Thursday, May 10, 2018

Physics of the afterlife, continued

Quite a while back, I scribbled a speculative comparison of “afterlife” environments with a view of forming some rudimentary concepts that I dubbed the “physics of the afterlife.” I took as starting point a detailed account of a non-terrestrial environment described in “The Children That Time Forgot” entitled “Boy remembers being in his aunt’s womb: Desmond Sanderson, Coventry.” This fairly detailed account of a “between-life” environment is notable for two very specific physical descriptions—a special fruit that was fed to the newly-crossed-over to help them recover from the terrestrial environment, and water. Actually, what the three-year-old Desmond describes as “water” is apparently a substance that mimics the appearance and behavior of water, but the substance isn’t a liquid in physical terms. Desmond describes being able to float on top of the “water” but he never gets wet from it. Additionally, the substance displays chromatic colors that are internal (not reflections) and makes tinkling sounds when it’s disturbed. In terms of legitimate afterlife descriptions, this is fairly specific—none of the vague sorts of lights and clouds that are usually described.  Well, I’ve come across another account of this “water” in an NDE account from the NDERF site:

I could see the water, and a bright glow surrounded it and the burbling of the water had a musical sound to it, this stream of water fairly sang! The water was so sparkling clear! I remember wanting to bend over and take a drink from the stream that was running through this garden we were walking thru. When I tried to scoop up water with my hands the water ran through my hands, literally, and it wasn’t wet!—“Derry”

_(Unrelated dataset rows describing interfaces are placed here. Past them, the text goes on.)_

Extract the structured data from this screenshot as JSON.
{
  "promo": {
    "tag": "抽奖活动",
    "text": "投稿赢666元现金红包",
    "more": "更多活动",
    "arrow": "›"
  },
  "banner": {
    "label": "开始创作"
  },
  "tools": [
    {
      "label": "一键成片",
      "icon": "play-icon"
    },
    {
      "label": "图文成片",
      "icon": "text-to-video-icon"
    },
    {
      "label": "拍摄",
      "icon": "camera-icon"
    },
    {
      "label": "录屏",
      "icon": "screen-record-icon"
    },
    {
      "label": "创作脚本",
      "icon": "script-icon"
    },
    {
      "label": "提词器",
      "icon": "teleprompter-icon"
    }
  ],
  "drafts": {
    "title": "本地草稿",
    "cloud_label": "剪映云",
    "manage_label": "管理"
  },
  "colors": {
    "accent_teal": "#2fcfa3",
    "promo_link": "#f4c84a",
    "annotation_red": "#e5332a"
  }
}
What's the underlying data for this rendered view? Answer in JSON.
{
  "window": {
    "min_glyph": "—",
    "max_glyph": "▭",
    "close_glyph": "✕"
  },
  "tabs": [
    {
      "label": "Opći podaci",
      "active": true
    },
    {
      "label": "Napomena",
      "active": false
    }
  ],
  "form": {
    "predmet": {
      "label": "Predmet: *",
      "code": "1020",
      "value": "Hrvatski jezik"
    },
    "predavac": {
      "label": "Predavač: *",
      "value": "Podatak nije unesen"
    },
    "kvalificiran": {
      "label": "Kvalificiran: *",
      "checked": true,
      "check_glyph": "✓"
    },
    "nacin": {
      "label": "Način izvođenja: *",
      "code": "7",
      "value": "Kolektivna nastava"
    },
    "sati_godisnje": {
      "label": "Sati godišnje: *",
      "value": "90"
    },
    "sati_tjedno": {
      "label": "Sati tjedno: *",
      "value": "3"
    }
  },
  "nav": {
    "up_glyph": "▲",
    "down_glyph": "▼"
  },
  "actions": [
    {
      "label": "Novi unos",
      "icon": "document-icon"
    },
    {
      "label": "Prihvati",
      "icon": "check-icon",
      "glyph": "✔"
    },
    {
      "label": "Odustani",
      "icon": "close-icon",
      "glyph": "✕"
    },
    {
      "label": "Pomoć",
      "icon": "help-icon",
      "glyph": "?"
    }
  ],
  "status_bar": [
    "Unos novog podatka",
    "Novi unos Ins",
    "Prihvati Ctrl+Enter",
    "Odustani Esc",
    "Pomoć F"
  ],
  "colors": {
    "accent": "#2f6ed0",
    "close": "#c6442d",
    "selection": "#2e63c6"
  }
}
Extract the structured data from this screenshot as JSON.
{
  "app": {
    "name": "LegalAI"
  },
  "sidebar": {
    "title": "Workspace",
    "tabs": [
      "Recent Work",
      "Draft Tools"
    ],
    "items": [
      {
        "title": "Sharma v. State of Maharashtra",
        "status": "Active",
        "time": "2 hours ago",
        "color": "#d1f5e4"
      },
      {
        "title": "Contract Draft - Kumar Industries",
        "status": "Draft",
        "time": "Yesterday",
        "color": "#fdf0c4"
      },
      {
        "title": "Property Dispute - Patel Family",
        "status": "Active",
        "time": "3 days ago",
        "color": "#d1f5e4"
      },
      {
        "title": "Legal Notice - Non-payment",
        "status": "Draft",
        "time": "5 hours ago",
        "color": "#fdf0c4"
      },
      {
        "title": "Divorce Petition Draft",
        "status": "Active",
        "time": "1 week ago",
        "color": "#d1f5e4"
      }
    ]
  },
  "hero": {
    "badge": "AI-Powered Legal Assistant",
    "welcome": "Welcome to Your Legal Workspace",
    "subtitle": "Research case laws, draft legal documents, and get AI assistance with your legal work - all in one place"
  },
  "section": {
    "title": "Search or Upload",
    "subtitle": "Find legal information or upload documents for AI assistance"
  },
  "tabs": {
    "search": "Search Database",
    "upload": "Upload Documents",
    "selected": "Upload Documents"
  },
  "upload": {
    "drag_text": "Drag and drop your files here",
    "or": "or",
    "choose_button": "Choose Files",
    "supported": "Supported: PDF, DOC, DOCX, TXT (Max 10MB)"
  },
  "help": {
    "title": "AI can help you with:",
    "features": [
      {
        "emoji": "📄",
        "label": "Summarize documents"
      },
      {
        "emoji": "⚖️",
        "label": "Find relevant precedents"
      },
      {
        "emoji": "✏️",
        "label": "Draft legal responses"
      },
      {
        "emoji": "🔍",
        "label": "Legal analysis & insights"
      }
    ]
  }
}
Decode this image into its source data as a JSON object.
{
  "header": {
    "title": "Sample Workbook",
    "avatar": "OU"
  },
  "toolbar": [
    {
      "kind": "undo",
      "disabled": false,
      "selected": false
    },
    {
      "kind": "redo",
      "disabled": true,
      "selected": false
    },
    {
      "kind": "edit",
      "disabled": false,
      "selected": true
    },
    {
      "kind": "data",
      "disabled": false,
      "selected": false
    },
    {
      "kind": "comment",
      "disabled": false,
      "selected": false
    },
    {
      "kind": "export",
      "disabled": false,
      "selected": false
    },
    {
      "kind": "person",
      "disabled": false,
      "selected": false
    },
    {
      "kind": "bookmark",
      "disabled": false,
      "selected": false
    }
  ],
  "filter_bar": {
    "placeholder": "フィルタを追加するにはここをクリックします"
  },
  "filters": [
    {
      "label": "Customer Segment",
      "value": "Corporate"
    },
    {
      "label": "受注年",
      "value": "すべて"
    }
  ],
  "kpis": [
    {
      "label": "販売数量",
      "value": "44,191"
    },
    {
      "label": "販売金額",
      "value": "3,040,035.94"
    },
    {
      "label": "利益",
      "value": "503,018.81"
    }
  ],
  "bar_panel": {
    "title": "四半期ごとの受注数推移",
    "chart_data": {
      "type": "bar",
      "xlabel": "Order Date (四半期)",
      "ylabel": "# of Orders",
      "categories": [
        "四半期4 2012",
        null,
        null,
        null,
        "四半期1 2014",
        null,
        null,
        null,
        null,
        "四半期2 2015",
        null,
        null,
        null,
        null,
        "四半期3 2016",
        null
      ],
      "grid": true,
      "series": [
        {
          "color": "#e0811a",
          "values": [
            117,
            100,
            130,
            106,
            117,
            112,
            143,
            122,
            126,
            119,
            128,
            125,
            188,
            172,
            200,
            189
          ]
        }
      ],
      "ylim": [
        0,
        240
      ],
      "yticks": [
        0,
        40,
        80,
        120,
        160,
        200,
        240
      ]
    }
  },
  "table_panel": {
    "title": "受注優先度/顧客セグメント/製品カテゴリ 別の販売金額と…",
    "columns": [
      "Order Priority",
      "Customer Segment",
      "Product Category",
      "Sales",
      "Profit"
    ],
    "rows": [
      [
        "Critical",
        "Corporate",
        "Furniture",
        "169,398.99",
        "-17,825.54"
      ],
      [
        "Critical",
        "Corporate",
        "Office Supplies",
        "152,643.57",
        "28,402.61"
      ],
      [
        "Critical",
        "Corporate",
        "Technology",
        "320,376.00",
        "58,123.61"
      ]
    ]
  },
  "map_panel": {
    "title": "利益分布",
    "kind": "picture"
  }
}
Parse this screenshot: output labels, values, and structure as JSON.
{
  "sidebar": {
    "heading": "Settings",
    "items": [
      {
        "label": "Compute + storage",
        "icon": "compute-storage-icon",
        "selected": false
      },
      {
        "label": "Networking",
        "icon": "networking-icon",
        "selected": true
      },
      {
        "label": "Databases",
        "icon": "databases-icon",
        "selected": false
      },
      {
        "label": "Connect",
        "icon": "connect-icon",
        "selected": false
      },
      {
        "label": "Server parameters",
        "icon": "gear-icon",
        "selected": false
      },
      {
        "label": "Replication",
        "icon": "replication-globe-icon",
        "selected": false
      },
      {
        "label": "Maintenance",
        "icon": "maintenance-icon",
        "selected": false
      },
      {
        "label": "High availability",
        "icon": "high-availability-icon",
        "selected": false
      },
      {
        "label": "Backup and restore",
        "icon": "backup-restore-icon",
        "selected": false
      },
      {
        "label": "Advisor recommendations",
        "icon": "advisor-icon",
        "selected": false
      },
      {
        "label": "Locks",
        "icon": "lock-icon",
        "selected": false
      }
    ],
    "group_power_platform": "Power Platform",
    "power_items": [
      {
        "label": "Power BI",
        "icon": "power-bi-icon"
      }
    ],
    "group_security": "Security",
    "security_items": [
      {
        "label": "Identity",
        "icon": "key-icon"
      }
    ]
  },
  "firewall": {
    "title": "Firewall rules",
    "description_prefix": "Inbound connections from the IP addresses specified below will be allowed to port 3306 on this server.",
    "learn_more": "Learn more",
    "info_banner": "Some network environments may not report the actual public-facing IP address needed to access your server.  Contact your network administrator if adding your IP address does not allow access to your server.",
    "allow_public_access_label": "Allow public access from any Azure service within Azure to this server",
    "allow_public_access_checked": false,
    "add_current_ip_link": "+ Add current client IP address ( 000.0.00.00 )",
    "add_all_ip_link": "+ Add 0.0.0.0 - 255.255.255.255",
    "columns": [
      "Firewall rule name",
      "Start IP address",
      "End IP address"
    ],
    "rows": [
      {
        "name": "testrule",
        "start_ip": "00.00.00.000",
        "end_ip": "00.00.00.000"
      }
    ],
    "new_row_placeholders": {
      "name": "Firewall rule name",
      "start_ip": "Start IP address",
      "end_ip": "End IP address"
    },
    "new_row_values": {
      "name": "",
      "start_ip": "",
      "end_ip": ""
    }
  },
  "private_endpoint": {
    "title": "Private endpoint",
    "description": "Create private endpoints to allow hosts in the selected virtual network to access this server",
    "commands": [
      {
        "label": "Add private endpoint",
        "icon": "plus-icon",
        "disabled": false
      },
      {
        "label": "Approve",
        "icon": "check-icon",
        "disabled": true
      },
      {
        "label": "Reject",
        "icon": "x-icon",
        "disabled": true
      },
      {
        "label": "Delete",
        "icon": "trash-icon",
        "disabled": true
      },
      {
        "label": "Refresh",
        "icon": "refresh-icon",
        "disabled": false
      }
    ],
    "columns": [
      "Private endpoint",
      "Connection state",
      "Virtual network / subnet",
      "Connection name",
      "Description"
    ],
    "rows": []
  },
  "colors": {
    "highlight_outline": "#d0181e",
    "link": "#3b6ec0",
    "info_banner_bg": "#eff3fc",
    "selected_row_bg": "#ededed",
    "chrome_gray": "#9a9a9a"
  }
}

Derry’s account is one of the more descriptive NDEs and is worth a read.

I may be approaching this issue from the wrong perspective by expecting the afterlife environment to be like the terrestrial one, and trying to figure out why it isn’t. (Obviously, if I were on the other end, I’d be trying to figure out why terrestrial water gets things wet and doesn’t play music.)   But I keep returning to this because it is one of the few common specific descriptions by experiencers that surprises them. (Among other common experiences are being able to travel to destinations instantly merely by thinking of them, 360-degree vision, ability to communicate without words, etc..)   I can somewhat explain these commonalities, and the experiencers don’t seemed surprised by them. But I can’t explain the “water.” Why not just have “real” water in the afterlife?  Why this substance that obviously isn’t water, despite outward appearance? The most obvious answer: “water” doesn’t, or can’t, exist on this particular afterlife plane. Other terrestrial artifacts—dirt, sky, light, buildings—are represented in forms that are somewhat analogous to earth. But not water.

This may, or may not, be related to the water anomaly: An NDE account by Jaime wherein he is presented with a cup of coffee by his deceased grandmother. When he tries to drink it he discovers that “it was not hot and had no taste. It was lukewarm; but yet there was steam coming from it like it was hot, but it was not. It's like when you are sick and there's no taste.”

Water as we know it does not, and cannot, exist on this plane—what could this mean?

As we are all taught in biology class, life as we know it can’t exist on the physical plane without water. If there is no water in the afterlife (or on that specific afterlife plane), we aren’t in bodies that function like terrestrial ones... perhaps we are in forms that mimic the physical, and appear physical, but we are governed by different laws (or “root assumptions”) that would appear alien to us. This opens up a whole world of speculation for the physics-inclined explorer, and eliminates the need to send Mars-type landers into the afterworld to scrape for subterranean ice.